The most interesting takeaway from the poll is that the disapproval for ObamaCare is spread across most voting demographics, including two key groups that Democrats have argued benefit most from the law: young people and women. From The Hill:
By a 52-percent-to-39-percent margin women are more opposed to it than men, who oppose it 48 percent to 45 percent, a difference that matches the poll’s 3-point margin of error. …
While even the youngest voters oppose the law (47 percent to 42 percent among those aged 18-39), opposition grows to 53 percent among voters aged 65 and older.
Here’s more evidence suggesting that the New York Times “trend” story on how women are bolting from the GOP and flocking to the Obama campaign was complete fantasy. And the latest contradictions come from the New York Times’ own poll:
In the head-to-head matchups, Mr. Obama also maintained much of the advantage he had built in the last year among important constituencies, including women, although he lost some support among women over the past month, even as the debate raged over birth control insurance coverage.
Mr. Obama appears to be retaining much of his gains among important demographic groups, erasing inroads that Republicans made in 2010, especially among women. But his falling approval rating in the last month extended to his handling of both the economy and foreign policy, the poll found.
Are Republicans losing female supporters because of the Democratic Party’s incessant attempts to smear them as anti-women? Polls say no, but when do liberals ever let statistics get in the way of a good narrative? The truth vigilantes at the New York Times put seven reporters across the country on the case, and, after “dozens of interviews in recent weeks,” managed to track down five female Republicans and one independent who displayed varying degrees of disappointment at the GOP candidates’ recent comments on social issues. The result was this headline: “Centrist Women Tell of Disenchantment with Republicans.”
The Times reports:
In Iowa, one of the crucial battlegrounds in the coming presidential election, and in other states, dozens of interviews in recent weeks have found that moderate Republican and independent women — one of the most important electoral swing groups — are disenchanted by the Republican focus on social issues like contraception and abortion in an election that, until recently, had been mostly dominated by the economy.

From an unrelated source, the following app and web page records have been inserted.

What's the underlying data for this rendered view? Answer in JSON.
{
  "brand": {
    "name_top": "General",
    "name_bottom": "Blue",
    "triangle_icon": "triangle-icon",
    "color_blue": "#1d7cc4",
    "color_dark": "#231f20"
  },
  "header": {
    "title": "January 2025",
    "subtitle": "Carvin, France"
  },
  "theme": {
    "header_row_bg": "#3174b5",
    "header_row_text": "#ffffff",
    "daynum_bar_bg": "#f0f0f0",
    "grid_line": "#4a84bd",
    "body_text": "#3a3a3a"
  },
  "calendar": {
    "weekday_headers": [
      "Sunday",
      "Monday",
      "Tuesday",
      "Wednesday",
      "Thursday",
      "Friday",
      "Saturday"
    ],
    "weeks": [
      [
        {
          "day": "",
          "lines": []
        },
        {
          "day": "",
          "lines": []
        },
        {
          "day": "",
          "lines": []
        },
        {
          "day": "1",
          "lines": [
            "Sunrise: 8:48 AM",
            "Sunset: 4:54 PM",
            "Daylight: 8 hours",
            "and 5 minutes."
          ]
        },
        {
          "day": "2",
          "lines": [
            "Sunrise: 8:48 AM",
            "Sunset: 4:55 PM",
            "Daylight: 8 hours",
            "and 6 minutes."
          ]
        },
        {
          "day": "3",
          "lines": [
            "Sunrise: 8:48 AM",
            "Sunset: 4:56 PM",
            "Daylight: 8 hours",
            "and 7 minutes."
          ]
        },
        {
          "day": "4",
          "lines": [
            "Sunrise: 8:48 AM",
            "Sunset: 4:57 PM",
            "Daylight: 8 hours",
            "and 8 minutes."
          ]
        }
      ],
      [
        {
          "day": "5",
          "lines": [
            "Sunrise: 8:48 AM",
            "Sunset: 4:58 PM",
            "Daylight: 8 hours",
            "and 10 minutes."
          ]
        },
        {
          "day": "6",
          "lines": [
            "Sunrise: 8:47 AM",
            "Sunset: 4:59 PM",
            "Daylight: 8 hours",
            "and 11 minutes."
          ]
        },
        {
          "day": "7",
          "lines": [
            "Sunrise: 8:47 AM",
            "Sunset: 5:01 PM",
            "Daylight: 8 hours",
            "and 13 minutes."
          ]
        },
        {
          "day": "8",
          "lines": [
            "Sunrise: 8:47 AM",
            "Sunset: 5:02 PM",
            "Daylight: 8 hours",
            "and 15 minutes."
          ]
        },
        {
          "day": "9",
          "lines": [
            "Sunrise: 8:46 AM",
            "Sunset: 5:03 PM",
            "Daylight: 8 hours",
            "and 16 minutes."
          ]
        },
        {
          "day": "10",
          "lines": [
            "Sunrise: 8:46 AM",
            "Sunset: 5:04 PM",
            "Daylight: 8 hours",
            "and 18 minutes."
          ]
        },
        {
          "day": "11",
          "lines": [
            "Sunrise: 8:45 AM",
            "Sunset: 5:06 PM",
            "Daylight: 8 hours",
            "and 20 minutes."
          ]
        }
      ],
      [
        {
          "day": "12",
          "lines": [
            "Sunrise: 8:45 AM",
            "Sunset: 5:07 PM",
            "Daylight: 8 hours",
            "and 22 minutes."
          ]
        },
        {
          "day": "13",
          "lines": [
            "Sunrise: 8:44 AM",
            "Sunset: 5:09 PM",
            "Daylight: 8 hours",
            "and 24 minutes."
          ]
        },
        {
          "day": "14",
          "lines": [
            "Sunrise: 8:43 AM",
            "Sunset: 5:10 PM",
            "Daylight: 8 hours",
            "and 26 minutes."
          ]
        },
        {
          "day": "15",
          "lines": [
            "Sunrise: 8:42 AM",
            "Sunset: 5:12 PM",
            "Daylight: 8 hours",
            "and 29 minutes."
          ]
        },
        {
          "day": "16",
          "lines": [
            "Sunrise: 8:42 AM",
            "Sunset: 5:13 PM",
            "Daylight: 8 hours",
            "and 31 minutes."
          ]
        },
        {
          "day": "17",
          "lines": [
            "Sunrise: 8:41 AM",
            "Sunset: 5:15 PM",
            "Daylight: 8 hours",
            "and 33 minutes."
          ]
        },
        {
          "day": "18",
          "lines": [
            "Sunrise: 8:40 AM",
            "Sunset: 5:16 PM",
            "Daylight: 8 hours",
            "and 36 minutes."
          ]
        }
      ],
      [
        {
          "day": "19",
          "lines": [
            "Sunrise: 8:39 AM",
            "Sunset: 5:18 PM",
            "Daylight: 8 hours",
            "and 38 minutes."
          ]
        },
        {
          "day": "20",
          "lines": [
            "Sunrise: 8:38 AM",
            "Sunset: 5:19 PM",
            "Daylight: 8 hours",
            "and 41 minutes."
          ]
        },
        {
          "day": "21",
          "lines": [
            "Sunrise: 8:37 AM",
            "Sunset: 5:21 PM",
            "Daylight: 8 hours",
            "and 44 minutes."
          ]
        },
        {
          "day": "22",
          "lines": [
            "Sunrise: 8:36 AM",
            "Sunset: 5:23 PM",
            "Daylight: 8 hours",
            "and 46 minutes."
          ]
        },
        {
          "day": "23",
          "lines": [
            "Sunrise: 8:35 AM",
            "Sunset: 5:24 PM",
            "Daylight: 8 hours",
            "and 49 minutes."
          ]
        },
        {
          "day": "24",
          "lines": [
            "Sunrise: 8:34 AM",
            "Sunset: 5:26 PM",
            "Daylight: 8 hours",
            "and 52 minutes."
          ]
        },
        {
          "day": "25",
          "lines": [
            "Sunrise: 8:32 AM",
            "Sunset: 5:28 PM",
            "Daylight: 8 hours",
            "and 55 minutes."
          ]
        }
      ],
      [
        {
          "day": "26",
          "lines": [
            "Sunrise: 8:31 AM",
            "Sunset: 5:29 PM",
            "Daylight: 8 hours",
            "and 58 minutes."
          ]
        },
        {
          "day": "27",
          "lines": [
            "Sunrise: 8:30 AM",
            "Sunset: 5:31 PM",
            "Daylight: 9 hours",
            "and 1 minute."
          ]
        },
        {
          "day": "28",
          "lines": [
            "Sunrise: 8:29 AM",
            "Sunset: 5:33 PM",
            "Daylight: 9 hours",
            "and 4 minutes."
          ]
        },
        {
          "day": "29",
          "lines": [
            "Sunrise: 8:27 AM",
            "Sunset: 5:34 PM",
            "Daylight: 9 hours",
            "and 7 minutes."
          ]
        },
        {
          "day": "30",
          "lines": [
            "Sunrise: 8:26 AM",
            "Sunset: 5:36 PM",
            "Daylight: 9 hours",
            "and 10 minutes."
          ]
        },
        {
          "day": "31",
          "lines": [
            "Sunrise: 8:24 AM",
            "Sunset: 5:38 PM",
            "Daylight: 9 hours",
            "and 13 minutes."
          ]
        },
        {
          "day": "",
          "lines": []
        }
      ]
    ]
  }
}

And in what appears to be an abrupt shift, some Republican-leaning women like Ms. Russell said they might switch sides and vote for Mr. Obama — if they turn out to vote at all.